This segment is for the Target Words Next Day, with this I wanted to make sure the average words per day always went up. If not quickly, at least surely. I might not be able to directly control my WPM, but I can control how many words I am satisfied with. The current formula is: Round to the nearest 500 Average Words Per Day+250. This will make sure that my target is ALWAYS above the current average.
Making it slowly crawl upwards.
It is my goal to always improve my statistics, by slowly increasing the amount of writing, I will be giving myself a stamina-boost over time. But it’ll be so gradual that the WPM-speed should be increasing with it. Making me able to write more in less over time. And I am talking about by day maybe 100. As it is I have added Touch Typing to my scheduled enhancements. (I might increase the Target of the day to WordsPerDay+500 to get a faster increment in daily words required. If I am to reach the 1333 goal for nanowrimo… Alternatively, I could just ignore the target in the spreadsheet and write with the nanowrimo goal in stead. I kinda like that idea better, it would force the wpd up, at a slightly faster rate.)
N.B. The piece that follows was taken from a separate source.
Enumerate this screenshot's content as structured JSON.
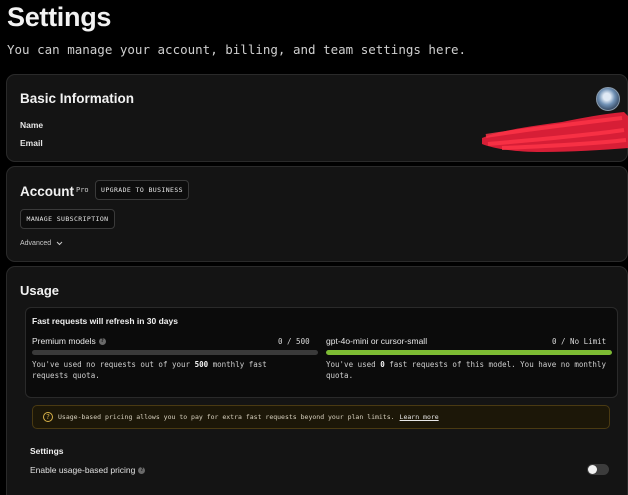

Looking forwards to actually making real headway with that. As it is, I am doing somewhat similar things to what touch typing wants you to do. While there are no “proper” spots for my current writing technique, it has been serving me up until now. But I am in need of something faster, and I’ve heard that touch typing can help.
That said, I’ve looked into the dvorak keyboard style before, when doing research for keyboards to buy. I might end up on one someday, but for now, I can do well enough with the tools that are at my disposal. For where I live, money does not yet grow on trees. And a rent one has to pay.
I do intend to partake in Nanowrimo. I mean, it’s the natural step forward from the “My 500 Words Challenge” especially when I already write at 1000 Words Per Day :3
The story of how I wrote the Books::Database comes about on my birthday 2011 or 12, I was at my favourite book store “locally” I noticed that the store had a couple of garbage bags filled with books behind the counter.
I built a database with live search and an input interface, and started entering in data from the sorted books. My sister was working with me, but she used only paper. Even if I ended up spending two hours writing the software, I ended up finishing the registration process before her.
There you go, now you know where my database came from.